Most symptoms of secondary adrenal insufficiency are like those of primary adrenal insufficiency. However, people with secondary adrenal insufficiency don't have hyperpigmentation and are less likely to have severe dehydration or low blood pressure. They're more likely to have low blood sugar.
A temporary cause of secondary adrenal insufficiency occurs when people who take corticosteroids (for example, prednisone) to treat chronic conditions, such as asthma or arthritis, stop taking the corticosteroids all at once rather than tapering off.
Your doctor will talk to you first about your medical history and your signs and symptoms. You may undergo some of the following tests:
• Blood test: Tests can measure your blood levels of sodium, potassium, cortisol and adrenocorticotropic hormone (ACTH), which stimulates the adrenal cortex to produce its hormones. A blood test can also measure antibodies associated with autoimmune Addison's disease.
• ACTH Stimulation Test: ACTH signals your adrenal glands to produce cortisol. This test measures the level of cortisol in your blood before and after an injection of synthetic ACTH.
• Insulin-induced Hypoglycemia Test: You may be given this test if doctors think you may have adrenal insufficiency as a result of pituitary disease (secondary adrenal insufficiency). The test involves checking your blood sugar (blood glucose) and cortisol levels after an injection of insulin. In healthy people, glucose levels fall, and cortisol levels increase.
• Imaging Tests: You may undergo a computerized tomography (CT) scan of your abdomen to check the size of your adrenal glands and look for other abnormalities. You may also undergo an MRI scan of your pituitary gland if testing indicates you might have secondary adrenal insufficiency.
• In certain situations, doctors may do alternative tests for secondary adrenal insufficiency, such as a low-dose ACTH stimulation test, prolonged ACTH stimulation test or glucagon stimulation test.
All treatment for Addison's disease involves medication. You will be given hormone replacement therapy to correct the levels of steroid hormones your body isn't producing. It typically includes intravenous injections of Corticosteroids (hydrocortisone).
Other treatment recommendations include:
• Rehydrating the patient.
• Saline solution for balancing their electrolyte levels.

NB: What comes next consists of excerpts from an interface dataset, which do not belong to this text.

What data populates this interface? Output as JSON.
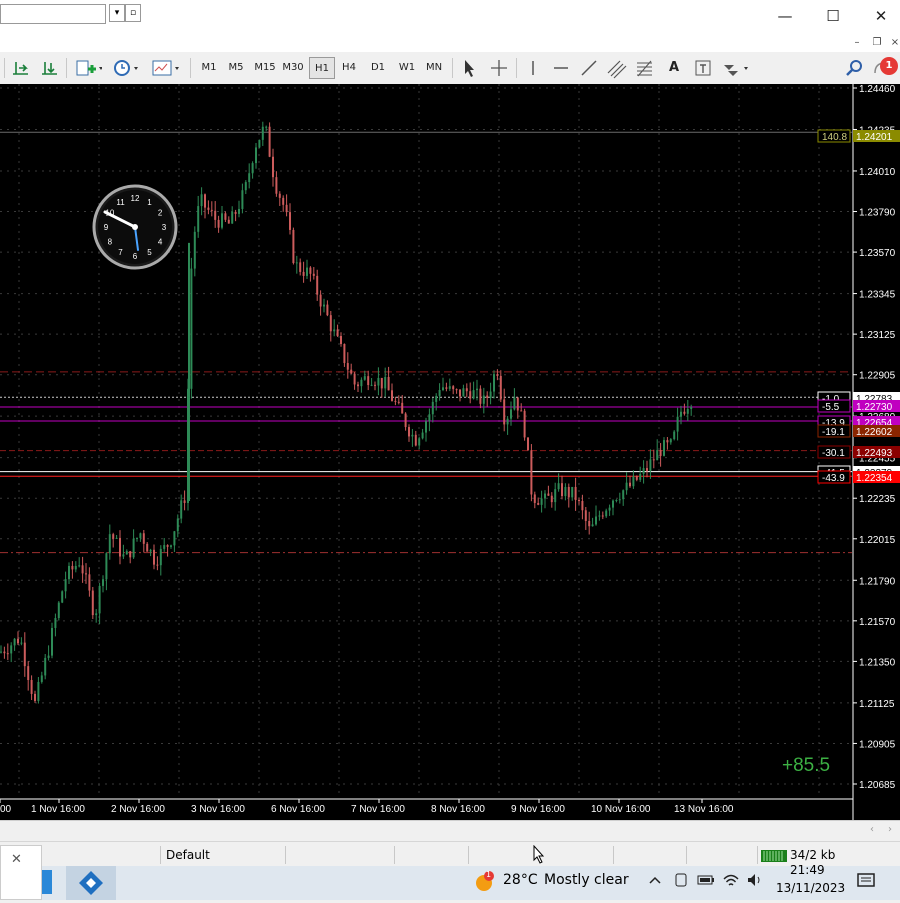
{
  "window": {
    "minimize_glyph": "—",
    "maximize_glyph": "☐",
    "close_glyph": "✕",
    "combo_arrow": "▾",
    "restore_glyph": "▫"
  },
  "mdi": {
    "minimize_glyph": "–",
    "restore_glyph": "❐",
    "close_glyph": "×"
  },
  "toolbar": {
    "timeframes": [
      "M1",
      "M5",
      "M15",
      "M30",
      "H1",
      "H4",
      "D1",
      "W1",
      "MN"
    ],
    "active_timeframe": "H1",
    "text_tool_label": "A",
    "notification_count": "1"
  },
  "chart": {
    "background": "#000000",
    "bull_color": "#2e8b57",
    "bear_color": "#cd5c5c",
    "grid_color": "#3a3a3a",
    "profit_display": "+85.5",
    "price_axis_ticks": [
      "1.24460",
      "1.24235",
      "1.24010",
      "1.23790",
      "1.23570",
      "1.23345",
      "1.23125",
      "1.22905",
      "1.22680",
      "1.22455",
      "1.22235",
      "1.22015",
      "1.21790",
      "1.21570",
      "1.21350",
      "1.21125",
      "1.20905",
      "1.20685"
    ],
    "time_axis_ticks": [
      "00",
      "1 Nov 16:00",
      "2 Nov 16:00",
      "3 Nov 16:00",
      "6 Nov 16:00",
      "7 Nov 16:00",
      "8 Nov 16:00",
      "9 Nov 16:00",
      "10 Nov 16:00",
      "13 Nov 16:00"
    ],
    "price_tags": [
      {
        "label": "140.8",
        "price": "1.24201",
        "color": "#8b8b00"
      },
      {
        "label": "-1.0",
        "price": "1.22783",
        "color": "#ffffff"
      },
      {
        "label": "-5.5",
        "price": "1.22730",
        "color": "#c000c0"
      },
      {
        "label": "-13.9",
        "price": "1.22654",
        "color": "#c000c0"
      },
      {
        "label": "-19.1",
        "price": "1.22602",
        "color": "#8b2500"
      },
      {
        "label": "-30.1",
        "price": "1.22493",
        "color": "#8b0000"
      },
      {
        "label": "-41.5",
        "price": "1.22379",
        "color": "#ffffff"
      },
      {
        "label": "-43.9",
        "price": "1.22354",
        "color": "#ff0000"
      }
    ],
    "clock_numbers": [
      "12",
      "1",
      "2",
      "3",
      "4",
      "5",
      "6",
      "7",
      "8",
      "9",
      "10",
      "11"
    ]
  },
  "statusbar": {
    "profile": "Default",
    "traffic": "34/2 kb"
  },
  "taskbar": {
    "weather_temp": "28°C",
    "weather_text": "Mostly clear",
    "time": "21:49",
    "date": "13/11/2023",
    "weather_badge": "1"
  }
}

• Sugar (dextrose) for normalizing blood sugar level and blood pressure.
• Oral Corticosteroids such as Hydrocortisone, prednisone or methylprednisolone and Fludrocortisone acetate
• Intake of plenty of salts in diet, especially during heavy exercise, when the weather is hot or if you have gastrointestinal upsets, such as diarrhea.

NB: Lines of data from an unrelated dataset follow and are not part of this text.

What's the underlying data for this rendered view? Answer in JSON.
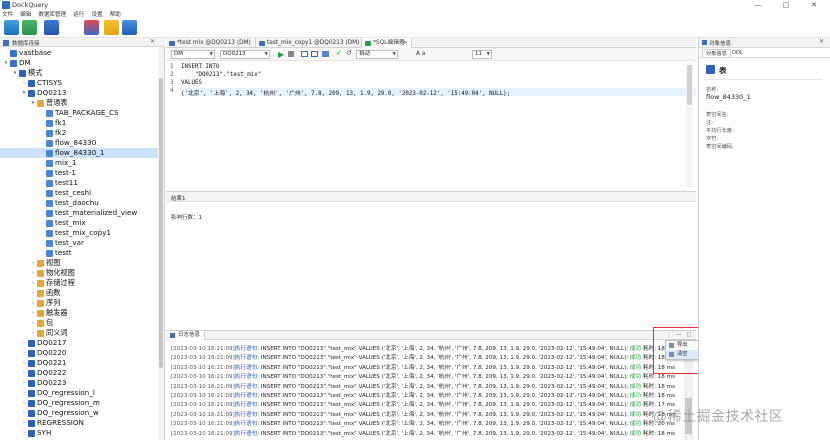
{
  "window": {
    "title": "DockQuery",
    "minimize": "—",
    "maximize": "□",
    "close": "✕"
  },
  "menu": [
    "文件",
    "编辑",
    "数据库管理",
    "运行",
    "设置",
    "帮助"
  ],
  "toolbar": {
    "icons": [
      "new-connection-icon",
      "database-icon",
      "sql-editor-icon",
      "tools-icon",
      "export-icon",
      "save-icon"
    ]
  },
  "left_panel": {
    "title": "数据库连接",
    "tree": [
      {
        "label": "vastbase",
        "level": 0,
        "arrow": "",
        "icon": "db"
      },
      {
        "label": "DM",
        "level": 0,
        "arrow": "▾",
        "icon": "db"
      },
      {
        "label": "模式",
        "level": 1,
        "arrow": "▾",
        "icon": "schema"
      },
      {
        "label": "CTISYS",
        "level": 2,
        "arrow": "›",
        "icon": "schema"
      },
      {
        "label": "DQ0213",
        "level": 2,
        "arrow": "▾",
        "icon": "schema"
      },
      {
        "label": "普通表",
        "level": 3,
        "arrow": "▾",
        "icon": "folder"
      },
      {
        "label": "TAB_PACKAGE_CS",
        "level": 4,
        "arrow": "",
        "icon": "table"
      },
      {
        "label": "fk1",
        "level": 4,
        "arrow": "",
        "icon": "table"
      },
      {
        "label": "fk2",
        "level": 4,
        "arrow": "",
        "icon": "table"
      },
      {
        "label": "flow_84330",
        "level": 4,
        "arrow": "",
        "icon": "table"
      },
      {
        "label": "flow_84330_1",
        "level": 4,
        "arrow": "",
        "icon": "table",
        "selected": true
      },
      {
        "label": "mix_1",
        "level": 4,
        "arrow": "",
        "icon": "table"
      },
      {
        "label": "test-1",
        "level": 4,
        "arrow": "",
        "icon": "table"
      },
      {
        "label": "test11",
        "level": 4,
        "arrow": "",
        "icon": "table"
      },
      {
        "label": "test_ceshi",
        "level": 4,
        "arrow": "",
        "icon": "table"
      },
      {
        "label": "test_daochu",
        "level": 4,
        "arrow": "",
        "icon": "table"
      },
      {
        "label": "test_materialized_view",
        "level": 4,
        "arrow": "",
        "icon": "table"
      },
      {
        "label": "test_mix",
        "level": 4,
        "arrow": "",
        "icon": "table"
      },
      {
        "label": "test_mix_copy1",
        "level": 4,
        "arrow": "",
        "icon": "table"
      },
      {
        "label": "test_var",
        "level": 4,
        "arrow": "",
        "icon": "table"
      },
      {
        "label": "testt",
        "level": 4,
        "arrow": "",
        "icon": "table"
      },
      {
        "label": "视图",
        "level": 3,
        "arrow": "›",
        "icon": "folder"
      },
      {
        "label": "物化视图",
        "level": 3,
        "arrow": "›",
        "icon": "folder"
      },
      {
        "label": "存储过程",
        "level": 3,
        "arrow": "›",
        "icon": "folder"
      },
      {
        "label": "函数",
        "level": 3,
        "arrow": "›",
        "icon": "folder"
      },
      {
        "label": "序列",
        "level": 3,
        "arrow": "›",
        "icon": "folder"
      },
      {
        "label": "触发器",
        "level": 3,
        "arrow": "›",
        "icon": "folder"
      },
      {
        "label": "包",
        "level": 3,
        "arrow": "›",
        "icon": "folder"
      },
      {
        "label": "同义词",
        "level": 3,
        "arrow": "›",
        "icon": "folder"
      },
      {
        "label": "DQ0217",
        "level": 2,
        "arrow": "›",
        "icon": "schema"
      },
      {
        "label": "DQ0220",
        "level": 2,
        "arrow": "›",
        "icon": "schema"
      },
      {
        "label": "DQ0221",
        "level": 2,
        "arrow": "›",
        "icon": "schema"
      },
      {
        "label": "DQ0222",
        "level": 2,
        "arrow": "›",
        "icon": "schema"
      },
      {
        "label": "DQ0223",
        "level": 2,
        "arrow": "›",
        "icon": "schema"
      },
      {
        "label": "DQ_regression_l",
        "level": 2,
        "arrow": "›",
        "icon": "schema"
      },
      {
        "label": "DQ_regression_m",
        "level": 2,
        "arrow": "›",
        "icon": "schema"
      },
      {
        "label": "DQ_regression_w",
        "level": 2,
        "arrow": "›",
        "icon": "schema"
      },
      {
        "label": "REGRESSION",
        "level": 2,
        "arrow": "›",
        "icon": "schema"
      },
      {
        "label": "SYH",
        "level": 2,
        "arrow": "›",
        "icon": "schema"
      }
    ]
  },
  "editor_tabs": [
    {
      "label": "*test mix @DQ0213 (DM)",
      "active": false
    },
    {
      "label": "test_mix_copy1 @DQ0213 (DM)",
      "active": false
    },
    {
      "label": "*SQL编辑器",
      "active": true
    }
  ],
  "editor_toolbar": {
    "connection": "DM",
    "schema": "DQ0213",
    "mode": "自动",
    "font_label": "A a",
    "font_size": "11"
  },
  "sql_lines": [
    "INSERT INTO",
    "    \"DQ0213\".\"test_mix\"",
    "VALUES",
    "('北京', '上海', 2, 34, '杭州', '广州', 7.8, 209, 13, 1.9, 29.0, '2023-02-12', '15:49:04', NULL);"
  ],
  "result_tab": "结果1",
  "result_message": "影响行数：1",
  "log_tab": "日志信息",
  "log_lines": [
    {
      "ts": "[2023-03-10 16:21:09]",
      "action": "执行语句:",
      "sql": " INSERT INTO \"DQ0213\".\"test_mix\" VALUES ('北京', '上海', 2, 34, '杭州', '广州', 7.8, 209, 13, 1.9, 29.0, '2023-02-12', '15:49:04', NULL); ",
      "ok": "成功",
      "time": " 耗时: 18 ms"
    },
    {
      "ts": "[2023-03-10 16:21:09]",
      "action": "执行语句:",
      "sql": " INSERT INTO \"DQ0213\".\"test_mix\" VALUES ('北京', '上海', 2, 34, '杭州', '广州', 7.8, 209, 13, 1.9, 29.0, '2023-02-12', '15:49:04', NULL); ",
      "ok": "成功",
      "time": " 耗时: 18 ms"
    },
    {
      "ts": "[2023-03-10 16:21:09]",
      "action": "执行语句:",
      "sql": " INSERT INTO \"DQ0213\".\"test_mix\" VALUES ('北京', '上海', 2, 34, '杭州', '广州', 7.8, 209, 13, 1.9, 29.0, '2023-02-12', '15:49:04', NULL); ",
      "ok": "成功",
      "time": " 耗时: 18 ms"
    },
    {
      "ts": "[2023-03-10 16:21:09]",
      "action": "执行语句:",
      "sql": " INSERT INTO \"DQ0213\".\"test_mix\" VALUES ('北京', '上海', 2, 34, '杭州', '广州', 7.8, 209, 13, 1.9, 29.0, '2023-02-12', '15:49:04', NULL); ",
      "ok": "成功",
      "time": " 耗时: 18 ms"
    },
    {
      "ts": "[2023-03-10 16:21:09]",
      "action": "执行语句:",
      "sql": " INSERT INTO \"DQ0213\".\"test_mix\" VALUES ('北京', '上海', 2, 34, '杭州', '广州', 7.8, 209, 13, 1.9, 29.0, '2023-02-12', '15:49:04', NULL); ",
      "ok": "成功",
      "time": " 耗时: 18 ms"
    },
    {
      "ts": "[2023-03-10 16:21:09]",
      "action": "执行语句:",
      "sql": " INSERT INTO \"DQ0213\".\"test_mix\" VALUES ('北京', '上海', 2, 34, '杭州', '广州', 7.8, 209, 13, 1.9, 29.0, '2023-02-12', '15:49:04', NULL); ",
      "ok": "成功",
      "time": " 耗时: 18 ms"
    },
    {
      "ts": "[2023-03-10 16:21:09]",
      "action": "执行语句:",
      "sql": " INSERT INTO \"DQ0213\".\"test_mix\" VALUES ('北京', '上海', 2, 34, '杭州', '广州', 7.8, 209, 13, 1.9, 29.0, '2023-02-12', '15:49:04', NULL); ",
      "ok": "成功",
      "time": " 耗时: 17 ms"
    },
    {
      "ts": "[2023-03-10 16:21:09]",
      "action": "执行语句:",
      "sql": " INSERT INTO \"DQ0213\".\"test_mix\" VALUES ('北京', '上海', 2, 34, '杭州', '广州', 7.8, 209, 13, 1.9, 29.0, '2023-02-12', '15:49:04', NULL); ",
      "ok": "成功",
      "time": " 耗时: 18 ms"
    },
    {
      "ts": "[2023-03-10 16:21:09]",
      "action": "执行语句:",
      "sql": " INSERT INTO \"DQ0213\".\"test_mix\" VALUES ('北京', '上海', 2, 34, '杭州', '广州', 7.8, 209, 13, 1.9, 29.0, '2023-02-12', '15:49:04', NULL); ",
      "ok": "成功",
      "time": " 耗时: 20 ms"
    },
    {
      "ts": "[2023-03-10 16:21:09]",
      "action": "执行语句:",
      "sql": " INSERT INTO \"DQ0213\".\"test_mix\" VALUES ('北京', '上海', 2, 34, '杭州', '广州', 7.8, 209, 13, 1.9, 29.0, '2023-02-12', '15:49:04', NULL); ",
      "ok": "成功",
      "time": " 耗时: 18 ms"
    }
  ],
  "context_menu": {
    "items": [
      "导出",
      "清空"
    ],
    "highlighted_index": 1
  },
  "right_panel": {
    "title": "对象信息",
    "tabs": [
      "对象信息",
      "DDL"
    ],
    "heading": "表",
    "props": [
      {
        "label": "名称:",
        "value": "flow_84330_1"
      },
      {
        "label": "表空间名:",
        "value": ""
      },
      {
        "label": "注:",
        "value": ""
      },
      {
        "label": "平均行长度:",
        "value": ""
      },
      {
        "label": "字符:",
        "value": ""
      },
      {
        "label": "表空间编码:",
        "value": ""
      }
    ]
  },
  "watermark": "@稀土掘金技术社区",
  "colors": {
    "accent": "#2b55c7",
    "success": "#1a9a3a",
    "highlight_box": "#e0343a",
    "selection": "#cce3fb"
  }
}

• Your doctor will also suggest a temporary increase in your medication dosage if your body is stressed, such as from an operation, an infection or a minor illness. If you're ill with vomiting and can't keep down oral medications, you may need injections of corticosteroids.
Things to take care of, if you suffer from Addison's Disease:
• Always carry a medical alert card and bracelet. A steroid emergency card and medical alert identification will let emergency medical personnel know what kind of care you need. Also have a written action plan.
• Keep extra medication handy. Missing even one day of medication may be dangerous, so keep a small supply of medication at work and with you whenever you travel.
• Carry a glucocorticoid injection kit. The kit contains a needle, syringe and injectable form of corticosteroids to use in case of emergency.
• Stay in contact with your doctor. Keep an ongoing relationship with your doctor to make sure that the doses of replacement hormones are adequate, but not excessive. If you're having ongoing problems with your medications, you may need adjustments in the doses or timing of the medications.
• Have annual check-ups. See your doctor or an endocrinology specialist at least once a year. Your doctor may recommend annual screening for several autoimmune diseases.